INTERNATIONAL: Right-wing rule casts shadow over booming Israeli advertising sector

Boaz Gaon reports on the international growth and how it could soon be over

Boaz Gaon reports on the international growth and how it could soon be


Almost three years of near-peace in the Middle East has brought a

bonanza for Israel’s advertising agencies, with the market soaring 30

per cent and millions of dollars flooding into the country as

international brands have taken advantage of the break in hostilities.

But the assassination of the former prime minister, Yitzhak Rabin, last

year and his replacement in May’s elections by the less peace-oriented

Benjamin Netanyahu, is casting gloom over an otherwise upbeat

advertising community.

Netanyahu is a right-wing prime minister with the difficult task of

forging his fragile alliance - including some ultra-conservative

religious MPs - into a workable coalition. Even worse, doubts about his

commitment to Rabin’s peace process are causing severe disquiet among

the big foreign names behind Israel’s phenomenal advertising growth.

Yair Sason, a manager of the Israeli agency, Dubetzki Zaks Sason, which

handles the US drinks company, Ocean Spray, summed it up this way: ‘They

are simply afraid. They are afraid to commit to big budgets, they want

to see first what will happen. They say that there is just too much

uncertainty about the future.’

Not everyone is as pessimistic, however. Winberg Karraso Shamir, for

example, the Lintas affiliate which handles Unilever in Israel, is

claiming business is normal, but there are undoubtedly the first signs

of caution following three years of runaway success.

The good times began in 1993 when the Palestine Liberation

Organisation’s chairman, Yasser Arafat, first shook hands on the lawns

of the White House with Rabin. Soon after, Israel’s first commercial TV

station, Channel 2, was launched and the floodgates opened to foreign


It was as though the international community had just discovered Israel.

Big names such as L’Oreal, Procter and Gamble, Colgate-Palmolive,

Nestle, McDonald’s, Toys-R-Us and Burger King started to spend on media.

Interest in Israel’s local agencies was quick to follow and now there

isn’t a single shop in the country’s top ten which does not have some

kind of international affiliation. This has helped to bring Israel into

the international arena, with the English language now a more integral

part of the daily routine, and English-language commercials being aired

on television.

Also, an increasing number of industry executives now have experience

abroad, and have entered and won international awards.

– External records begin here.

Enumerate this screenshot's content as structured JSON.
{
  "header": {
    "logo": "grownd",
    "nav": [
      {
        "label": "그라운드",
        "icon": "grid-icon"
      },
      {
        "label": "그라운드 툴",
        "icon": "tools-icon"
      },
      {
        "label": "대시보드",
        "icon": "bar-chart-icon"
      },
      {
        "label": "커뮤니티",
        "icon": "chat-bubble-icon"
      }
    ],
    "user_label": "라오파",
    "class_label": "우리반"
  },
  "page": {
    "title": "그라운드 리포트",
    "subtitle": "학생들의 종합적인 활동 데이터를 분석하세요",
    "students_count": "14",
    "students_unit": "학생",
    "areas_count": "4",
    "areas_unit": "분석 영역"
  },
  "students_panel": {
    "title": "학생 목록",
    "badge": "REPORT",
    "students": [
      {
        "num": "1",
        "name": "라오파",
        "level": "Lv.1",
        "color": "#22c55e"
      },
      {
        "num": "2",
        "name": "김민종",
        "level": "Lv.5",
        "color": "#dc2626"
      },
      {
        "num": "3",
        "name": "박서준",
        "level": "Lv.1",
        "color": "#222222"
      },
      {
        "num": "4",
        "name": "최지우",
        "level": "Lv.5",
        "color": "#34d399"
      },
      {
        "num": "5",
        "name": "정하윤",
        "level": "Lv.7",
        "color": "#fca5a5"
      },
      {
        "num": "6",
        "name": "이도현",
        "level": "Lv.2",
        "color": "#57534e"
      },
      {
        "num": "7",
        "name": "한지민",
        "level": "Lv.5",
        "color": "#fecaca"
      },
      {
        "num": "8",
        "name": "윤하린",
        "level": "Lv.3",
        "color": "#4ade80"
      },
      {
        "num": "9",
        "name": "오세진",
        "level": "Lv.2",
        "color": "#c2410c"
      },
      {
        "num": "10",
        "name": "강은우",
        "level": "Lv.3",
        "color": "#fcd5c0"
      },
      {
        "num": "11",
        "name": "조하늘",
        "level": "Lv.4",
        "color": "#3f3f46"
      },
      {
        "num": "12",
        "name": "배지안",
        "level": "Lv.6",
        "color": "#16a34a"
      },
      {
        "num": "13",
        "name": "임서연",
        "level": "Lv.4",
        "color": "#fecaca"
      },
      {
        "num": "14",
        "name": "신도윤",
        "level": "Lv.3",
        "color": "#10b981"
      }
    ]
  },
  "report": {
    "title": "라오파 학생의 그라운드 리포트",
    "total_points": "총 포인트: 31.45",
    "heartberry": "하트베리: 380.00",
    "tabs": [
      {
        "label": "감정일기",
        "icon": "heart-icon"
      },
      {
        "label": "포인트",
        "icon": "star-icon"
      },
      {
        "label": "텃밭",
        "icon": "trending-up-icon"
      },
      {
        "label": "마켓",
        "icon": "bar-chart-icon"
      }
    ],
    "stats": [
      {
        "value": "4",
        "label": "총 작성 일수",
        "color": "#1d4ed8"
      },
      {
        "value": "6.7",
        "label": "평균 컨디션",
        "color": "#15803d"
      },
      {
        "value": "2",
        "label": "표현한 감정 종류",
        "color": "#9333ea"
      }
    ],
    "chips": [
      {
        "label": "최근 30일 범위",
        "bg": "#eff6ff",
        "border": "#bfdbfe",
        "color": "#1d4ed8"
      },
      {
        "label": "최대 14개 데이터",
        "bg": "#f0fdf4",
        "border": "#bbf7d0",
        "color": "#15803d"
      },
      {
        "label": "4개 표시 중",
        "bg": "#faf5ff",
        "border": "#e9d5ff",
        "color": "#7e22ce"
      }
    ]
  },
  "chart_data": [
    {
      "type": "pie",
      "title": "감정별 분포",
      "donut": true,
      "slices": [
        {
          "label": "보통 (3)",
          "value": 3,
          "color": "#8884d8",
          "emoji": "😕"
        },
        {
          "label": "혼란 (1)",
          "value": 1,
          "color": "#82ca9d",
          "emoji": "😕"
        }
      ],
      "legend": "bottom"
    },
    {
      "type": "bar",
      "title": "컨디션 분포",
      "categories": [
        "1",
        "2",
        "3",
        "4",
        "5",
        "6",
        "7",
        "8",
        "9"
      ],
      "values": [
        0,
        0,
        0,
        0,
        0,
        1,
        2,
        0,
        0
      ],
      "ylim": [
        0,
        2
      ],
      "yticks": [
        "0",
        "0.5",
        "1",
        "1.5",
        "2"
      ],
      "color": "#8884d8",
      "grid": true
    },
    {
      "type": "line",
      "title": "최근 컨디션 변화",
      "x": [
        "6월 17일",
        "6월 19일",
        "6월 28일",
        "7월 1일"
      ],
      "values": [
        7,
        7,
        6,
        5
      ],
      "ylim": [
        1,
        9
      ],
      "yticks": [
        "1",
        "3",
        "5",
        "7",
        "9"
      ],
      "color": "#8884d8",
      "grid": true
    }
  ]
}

All this has been Israel’s peace dividend, a benefit most in the

community are now praying they will keep.

Boaz Gaon is a freelance reporter for the Israeli newspaper, Ma’ariv,

and the communications magazine, Tikshoret




Rank  Name                              Affiliation

 1    Gitam                             BBDO

 2    Tamir Cohen                       J. Walter

      (Yacobsen)                        Thompson

 3    The Arieli                        Lowe

      Group                             Group

 4    Kesher Barel                      McCann-Erickson

 5    Dahaf                             Bozell Worldwide

 6    Baumann                           Bates/Saatchi and Saatchi

      Ber Rivnay

 7    Fogel Levin                       Ogilvy and Mather

 8    Reuveni Pridan                    Leo Burnett

 9    Warshavsky                        Grey

      Freilich                          International


10    DDB Linial                        DDB Needham.

Ratings by the Israeli magazine, Hatikshoret. Affiliations among the

next ten agencies include FCB Publicis, TBWA Chiat Day and Lintas